## What you will do
Since each line must match the original, copy out the records with no differences at all.

## Data provided
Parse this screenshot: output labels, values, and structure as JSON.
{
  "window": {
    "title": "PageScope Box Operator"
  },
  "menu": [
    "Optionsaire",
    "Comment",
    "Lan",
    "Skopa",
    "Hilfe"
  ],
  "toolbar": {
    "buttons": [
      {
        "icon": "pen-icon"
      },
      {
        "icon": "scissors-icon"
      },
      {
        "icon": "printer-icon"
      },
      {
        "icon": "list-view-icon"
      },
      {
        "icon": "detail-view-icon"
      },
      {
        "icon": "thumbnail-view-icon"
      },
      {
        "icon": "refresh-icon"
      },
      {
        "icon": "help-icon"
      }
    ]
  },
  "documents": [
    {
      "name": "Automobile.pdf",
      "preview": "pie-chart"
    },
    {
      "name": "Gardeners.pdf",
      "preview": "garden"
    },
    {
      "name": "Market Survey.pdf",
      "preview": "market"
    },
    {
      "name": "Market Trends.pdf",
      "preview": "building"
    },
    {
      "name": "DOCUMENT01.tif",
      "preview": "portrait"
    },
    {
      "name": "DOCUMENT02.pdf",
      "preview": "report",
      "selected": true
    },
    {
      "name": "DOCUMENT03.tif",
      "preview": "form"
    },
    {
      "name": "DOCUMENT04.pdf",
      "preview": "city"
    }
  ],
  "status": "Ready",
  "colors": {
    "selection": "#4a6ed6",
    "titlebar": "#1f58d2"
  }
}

## Answer
Parse this screenshot: output labels, values, and structure as JSON.
{
  "window": {
    "title": "PageScope Box Operator"
  },
  "menu": [
    "Optionsaire",
    "Comment",
    "Lan",
    "Skopa",
    "Hilfe"
  ],
  "toolbar": {
    "buttons": [
      {
        "icon": "pen-icon"
      },
      {
        "icon": "scissors-icon"
      },
      {
        "icon": "printer-icon"
      },
      {
        "icon": "list-view-icon"
      },
      {
        "icon": "detail-view-icon"
      },
      {
        "icon": "thumbnail-view-icon"
      },
      {
        "icon": "refresh-icon"
      },
      {
        "icon": "help-icon"
      }
    ]
  },
  "documents": [
    {
      "name": "Automobile.pdf",
      "preview": "pie-chart"
    },
    {
      "name": "Gardeners.pdf",
      "preview": "garden"
    },
    {
      "name": "Market Survey.pdf",
      "preview": "market"
    },
    {
      "name": "Market Trends.pdf",
      "preview": "building"
    },
    {
      "name": "DOCUMENT01.tif",
      "preview": "portrait"
    },
    {
      "name": "DOCUMENT02.pdf",
      "preview": "report",
      "selected": true
    },
    {
      "name": "DOCUMENT03.tif",
      "preview": "form"
    },
    {
      "name": "DOCUMENT04.pdf",
      "preview": "city"
    }
  ],
  "status": "Ready",
  "colors": {
    "selection": "#4a6ed6",
    "titlebar": "#1f58d2"
  }
}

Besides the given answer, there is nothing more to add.